Please Note In February 1999, when I finished my Dear Jane Quilt, "In Time of Friendship," I put my scallop directions on my first web site. Since then, they have become infamous among Dear Jane Friends.
In Time of Friendship won First Place in Paducah. The scallops are pretty good.
It became impossible for me to update the old web site because the software I used does not work with the version of Windows I have now, and HTML is a Hard, Tricky, Mean Language.
I prefer the way I wrote scallop instructions for my book Quilted Diamonds: Jane Austen, Jane Stickle & Friends in 2002, but I am preserving the original version on this web site, for old times' sake. If you have the book, please follow the directions in Chapter 6.
Linda's Scallop Directions for Dear Jane Friends
© Linda Franz February 1999
These instructions are very long and detailed, and will probably horrify you. :-D They work. Step Number One is the most important. I cannot emphasize that enough.
The scalloped edge was a lot of work for me, but I think it adds something special to In Time of Friendship. If there is a three-step method (cut bias, sew onto curved edge, slip stitch to back???) that gives the same results I might have a nervous breakdown!
The scallop directions that I had available to me were very general. None of them mentioned chocolate at all! They were silent with regard to clipping into the pivot, when to ease, and when to stretch the bias, and how to put your life on hold for four to seven days, so you can scallop around the edge of a big quilt.
You can do this in only 27 easy steps.
1. Experiment on scraps.
THIS IS PROBABLY THE BEST TIP IN THIS WHOLE LONG LETTER. Experiment on scraps (top, batting and backing) before touching the quilt. It is absolutely necessary to practice making your scallops so they are uniform before you start.
2. Leave the edge of your quilt straight while you are quilting.
This is my second best tip! Do not cut your scallops until the very last moment—Step 17 and Step 19 below. Bias edges take on a life of their own.
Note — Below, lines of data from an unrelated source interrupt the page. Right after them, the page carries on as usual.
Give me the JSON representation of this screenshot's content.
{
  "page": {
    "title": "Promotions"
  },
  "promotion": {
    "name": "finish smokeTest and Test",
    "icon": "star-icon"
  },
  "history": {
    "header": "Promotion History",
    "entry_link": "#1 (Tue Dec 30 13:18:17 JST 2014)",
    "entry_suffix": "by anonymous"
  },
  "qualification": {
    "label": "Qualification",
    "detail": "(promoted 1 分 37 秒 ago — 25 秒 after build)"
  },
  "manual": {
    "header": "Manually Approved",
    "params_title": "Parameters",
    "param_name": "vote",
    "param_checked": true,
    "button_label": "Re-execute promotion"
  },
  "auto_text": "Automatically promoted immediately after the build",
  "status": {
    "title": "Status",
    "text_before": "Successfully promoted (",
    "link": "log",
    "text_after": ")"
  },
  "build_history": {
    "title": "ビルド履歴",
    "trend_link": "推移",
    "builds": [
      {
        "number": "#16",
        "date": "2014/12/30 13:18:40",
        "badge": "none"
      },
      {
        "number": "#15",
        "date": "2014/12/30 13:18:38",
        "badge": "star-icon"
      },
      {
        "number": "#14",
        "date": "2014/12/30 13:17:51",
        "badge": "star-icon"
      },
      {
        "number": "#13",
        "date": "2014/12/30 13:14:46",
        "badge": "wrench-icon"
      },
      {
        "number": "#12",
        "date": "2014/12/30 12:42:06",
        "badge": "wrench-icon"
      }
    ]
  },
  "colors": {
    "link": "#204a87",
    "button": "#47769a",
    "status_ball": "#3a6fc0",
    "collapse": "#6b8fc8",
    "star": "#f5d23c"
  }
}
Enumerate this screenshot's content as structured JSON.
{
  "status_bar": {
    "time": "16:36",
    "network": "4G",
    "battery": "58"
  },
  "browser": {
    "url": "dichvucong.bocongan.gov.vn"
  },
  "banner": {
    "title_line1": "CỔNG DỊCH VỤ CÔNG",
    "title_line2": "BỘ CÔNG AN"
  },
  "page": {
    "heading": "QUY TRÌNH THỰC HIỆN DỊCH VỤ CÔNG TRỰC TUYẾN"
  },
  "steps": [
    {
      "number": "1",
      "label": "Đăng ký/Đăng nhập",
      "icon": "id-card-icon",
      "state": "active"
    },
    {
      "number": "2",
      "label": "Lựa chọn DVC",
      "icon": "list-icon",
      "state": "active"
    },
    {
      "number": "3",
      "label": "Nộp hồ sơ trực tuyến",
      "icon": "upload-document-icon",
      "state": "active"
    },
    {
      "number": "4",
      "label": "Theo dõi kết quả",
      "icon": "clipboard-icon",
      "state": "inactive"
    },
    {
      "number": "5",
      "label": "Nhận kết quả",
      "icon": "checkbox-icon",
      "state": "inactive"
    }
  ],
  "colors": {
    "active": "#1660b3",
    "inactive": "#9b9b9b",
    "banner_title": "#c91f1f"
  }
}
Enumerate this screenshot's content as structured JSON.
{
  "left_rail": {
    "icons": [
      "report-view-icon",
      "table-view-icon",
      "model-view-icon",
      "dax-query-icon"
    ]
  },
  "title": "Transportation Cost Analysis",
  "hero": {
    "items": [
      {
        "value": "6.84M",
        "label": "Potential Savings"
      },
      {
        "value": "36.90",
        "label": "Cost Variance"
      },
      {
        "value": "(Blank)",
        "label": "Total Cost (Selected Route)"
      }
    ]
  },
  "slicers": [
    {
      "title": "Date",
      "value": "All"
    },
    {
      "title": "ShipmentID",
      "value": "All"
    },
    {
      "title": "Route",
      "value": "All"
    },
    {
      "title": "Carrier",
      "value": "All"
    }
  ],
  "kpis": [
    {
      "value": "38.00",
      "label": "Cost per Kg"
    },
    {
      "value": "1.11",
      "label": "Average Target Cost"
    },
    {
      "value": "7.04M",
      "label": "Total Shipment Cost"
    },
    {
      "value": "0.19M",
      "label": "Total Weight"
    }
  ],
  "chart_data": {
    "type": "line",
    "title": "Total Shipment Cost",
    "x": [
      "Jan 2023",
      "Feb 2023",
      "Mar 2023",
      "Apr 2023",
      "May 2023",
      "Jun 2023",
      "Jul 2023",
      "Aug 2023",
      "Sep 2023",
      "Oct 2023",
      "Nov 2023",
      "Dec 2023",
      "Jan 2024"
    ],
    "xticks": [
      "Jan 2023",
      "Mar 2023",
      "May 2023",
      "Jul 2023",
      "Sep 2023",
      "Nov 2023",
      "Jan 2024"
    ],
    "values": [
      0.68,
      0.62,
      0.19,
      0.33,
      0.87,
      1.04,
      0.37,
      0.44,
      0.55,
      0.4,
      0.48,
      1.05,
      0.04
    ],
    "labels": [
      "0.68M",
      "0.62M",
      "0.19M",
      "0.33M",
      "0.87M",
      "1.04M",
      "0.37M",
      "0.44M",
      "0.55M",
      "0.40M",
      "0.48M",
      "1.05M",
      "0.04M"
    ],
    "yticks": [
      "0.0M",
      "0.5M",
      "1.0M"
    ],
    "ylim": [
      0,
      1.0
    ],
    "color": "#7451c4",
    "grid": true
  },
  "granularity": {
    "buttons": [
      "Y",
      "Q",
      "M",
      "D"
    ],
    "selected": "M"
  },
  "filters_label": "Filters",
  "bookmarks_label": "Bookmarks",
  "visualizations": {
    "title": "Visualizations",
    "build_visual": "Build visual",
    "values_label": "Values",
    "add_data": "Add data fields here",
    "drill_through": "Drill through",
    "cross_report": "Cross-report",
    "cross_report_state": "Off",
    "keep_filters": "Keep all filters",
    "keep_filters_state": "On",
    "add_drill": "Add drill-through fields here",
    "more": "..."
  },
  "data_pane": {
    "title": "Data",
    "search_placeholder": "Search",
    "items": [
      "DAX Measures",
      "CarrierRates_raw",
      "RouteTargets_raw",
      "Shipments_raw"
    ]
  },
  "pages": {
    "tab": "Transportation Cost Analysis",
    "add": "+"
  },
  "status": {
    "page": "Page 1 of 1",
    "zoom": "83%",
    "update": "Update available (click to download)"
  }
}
3. Consider another binding!
This is my third best tip. If you are not sure that you can do a good scalloped edge, consider doing a simpler edge really well. A messy binding can detract unfairly from a great quilt!
I have read this far and I still want to proceed.
I am afraid and I want to go home.